Four Lines Of Code

That's all it takes to disable the $50 million NYT pay-fence. A reader writes:

Put this in your toolbar. Click it when you get blocked. Paywall defeated.

The Times needs to decide if it would rather actually require people to pay or it wants to be part of the Internet. It can't have both. I'm a happy print subscriber so this isn't about me being cheap, but it seems like the public radio model might be the paper's best bet. Offer the content free but with frequent reminders that if people don't contribute voluntarily it will go away. A few people will give a lot, a lot of people will give a little, and, as with NPR, readers will feel a bond of loyalty with the paper -- quite the opposite of what they'll feel having to jump through hoops to get through this half-assed paywall.

I made a similar point in my column last Sunday in the Sunday Times of London. Money quote:

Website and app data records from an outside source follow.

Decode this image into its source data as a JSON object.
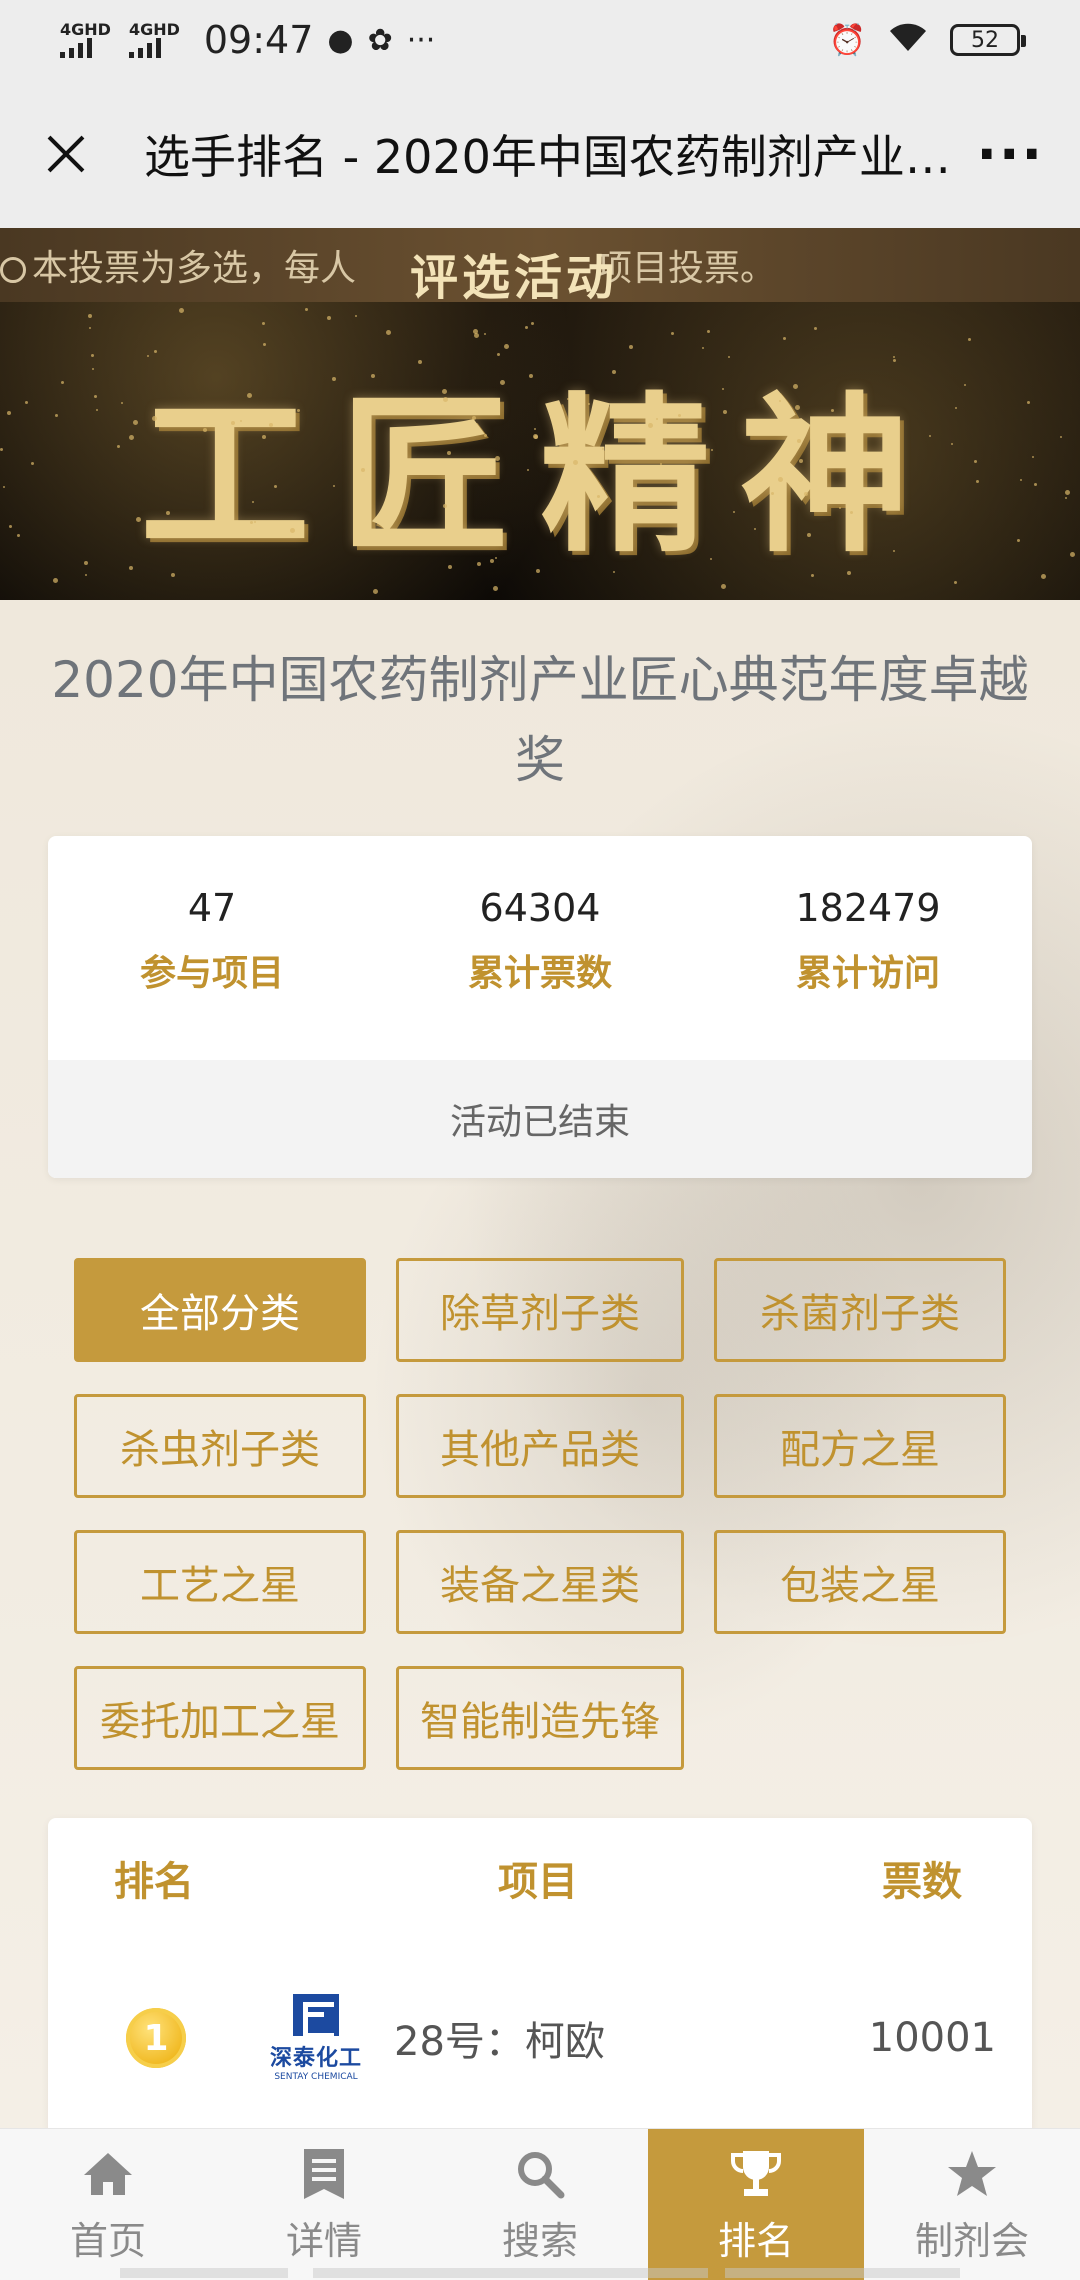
{
  "status_bar": {
    "net1": "4GHD",
    "net2": "4GHD",
    "time": "09:47",
    "battery": "52"
  },
  "title_bar": {
    "title": "选手排名 - 2020年中国农药制剂产业匠心典范年度卓越奖",
    "more": "···"
  },
  "banner": {
    "marquee": "本投票为多选，每人",
    "marquee_tail": "项目投票。",
    "subtitle": "评选活动",
    "main_title": "工匠精神"
  },
  "event": {
    "title": "2020年中国农药制剂产业匠心典范年度卓越奖"
  },
  "stats": [
    {
      "value": "47",
      "label": "参与项目"
    },
    {
      "value": "64304",
      "label": "累计票数"
    },
    {
      "value": "182479",
      "label": "累计访问"
    }
  ],
  "status_text": "活动已结束",
  "categories": [
    {
      "label": "全部分类",
      "active": true
    },
    {
      "label": "除草剂子类"
    },
    {
      "label": "杀菌剂子类"
    },
    {
      "label": "杀虫剂子类"
    },
    {
      "label": "其他产品类"
    },
    {
      "label": "配方之星"
    },
    {
      "label": "工艺之星"
    },
    {
      "label": "装备之星类"
    },
    {
      "label": "包装之星"
    },
    {
      "label": "委托加工之星"
    },
    {
      "label": "智能制造先锋"
    }
  ],
  "ranking": {
    "headers": {
      "rank": "排名",
      "item": "项目",
      "votes": "票数"
    },
    "rows": [
      {
        "rank": "1",
        "logo_cn": "深泰化工",
        "logo_en": "SENTAY CHEMICAL",
        "name": "28号：柯欧",
        "votes": "10001"
      }
    ]
  },
  "nav": [
    {
      "label": "首页",
      "icon": "home-icon"
    },
    {
      "label": "详情",
      "icon": "document-icon"
    },
    {
      "label": "搜索",
      "icon": "search-icon"
    },
    {
      "label": "排名",
      "icon": "trophy-icon",
      "active": true
    },
    {
      "label": "制剂会",
      "icon": "star-icon"
    }
  ],
  "colors": {
    "accent": "#c59a3d",
    "label_gold": "#c0922f",
    "background": "#f1ece2"
  }
}
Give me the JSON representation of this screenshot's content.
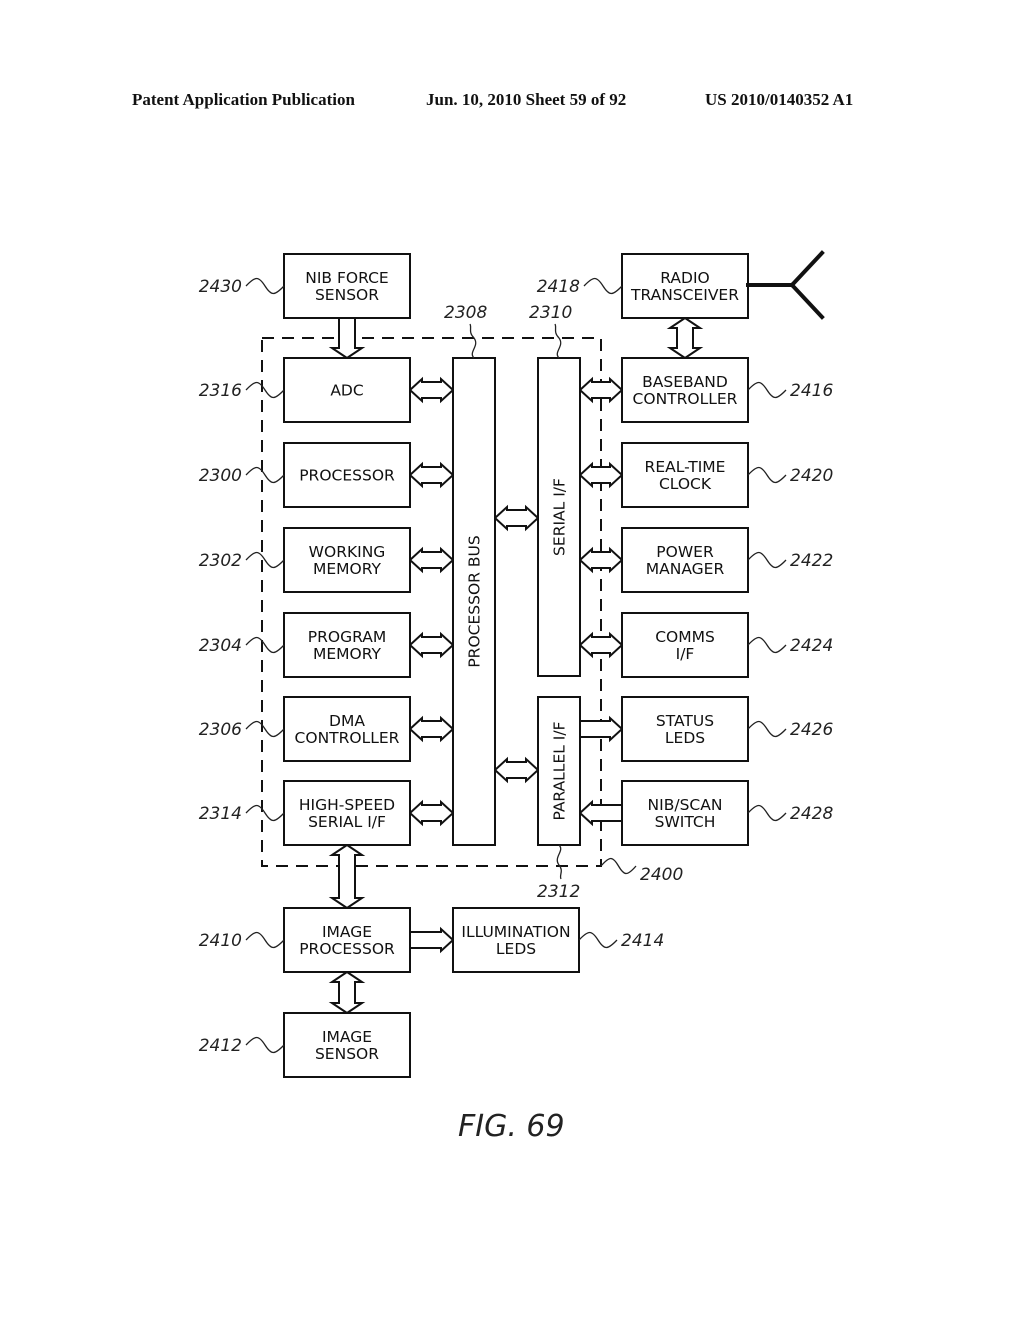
{
  "header": {
    "publication": "Patent Application Publication",
    "date_sheet": "Jun. 10, 2010  Sheet 59 of 92",
    "pub_number": "US 2010/0140352 A1"
  },
  "figure_label": "FIG. 69",
  "blocks": {
    "nib_force_sensor": {
      "lines": [
        "NIB FORCE",
        "SENSOR"
      ],
      "ref": "2430"
    },
    "adc": {
      "lines": [
        "ADC"
      ],
      "ref": "2316"
    },
    "processor": {
      "lines": [
        "PROCESSOR"
      ],
      "ref": "2300"
    },
    "working_memory": {
      "lines": [
        "WORKING",
        "MEMORY"
      ],
      "ref": "2302"
    },
    "program_memory": {
      "lines": [
        "PROGRAM",
        "MEMORY"
      ],
      "ref": "2304"
    },
    "dma_controller": {
      "lines": [
        "DMA",
        "CONTROLLER"
      ],
      "ref": "2306"
    },
    "high_speed_serial": {
      "lines": [
        "HIGH-SPEED",
        "SERIAL I/F"
      ],
      "ref": "2314"
    },
    "processor_bus": {
      "lines": [
        "PROCESSOR BUS"
      ],
      "ref": "2308"
    },
    "serial_if": {
      "lines": [
        "SERIAL I/F"
      ],
      "ref": "2310"
    },
    "parallel_if": {
      "lines": [
        "PARALLEL I/F"
      ],
      "ref": "2312"
    },
    "radio_transceiver": {
      "lines": [
        "RADIO",
        "TRANSCEIVER"
      ],
      "ref": "2418"
    },
    "baseband_controller": {
      "lines": [
        "BASEBAND",
        "CONTROLLER"
      ],
      "ref": "2416"
    },
    "real_time_clock": {
      "lines": [
        "REAL-TIME",
        "CLOCK"
      ],
      "ref": "2420"
    },
    "power_manager": {
      "lines": [
        "POWER",
        "MANAGER"
      ],
      "ref": "2422"
    },
    "comms_if": {
      "lines": [
        "COMMS",
        "I/F"
      ],
      "ref": "2424"
    },
    "status_leds": {
      "lines": [
        "STATUS",
        "LEDS"
      ],
      "ref": "2426"
    },
    "nib_scan_switch": {
      "lines": [
        "NIB/SCAN",
        "SWITCH"
      ],
      "ref": "2428"
    },
    "image_processor": {
      "lines": [
        "IMAGE",
        "PROCESSOR"
      ],
      "ref": "2410"
    },
    "illumination_leds": {
      "lines": [
        "ILLUMINATION",
        "LEDS"
      ],
      "ref": "2414"
    },
    "image_sensor": {
      "lines": [
        "IMAGE",
        "SENSOR"
      ],
      "ref": "2412"
    }
  },
  "enclosure_ref": "2400"
}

If you're essentially giving away your online paper to bloggers and Facebookers, but requiring older, more committed readers to pay, you are coming pretty close to simply asking for donations from your core base, who will tend to be less tech-savvy and older than the rest. Won't they feel a little cheated, even conned after a while? Paying, after all, doesn't give them anything that the free-riders don't get.

I can't link - because it's behind a paywall!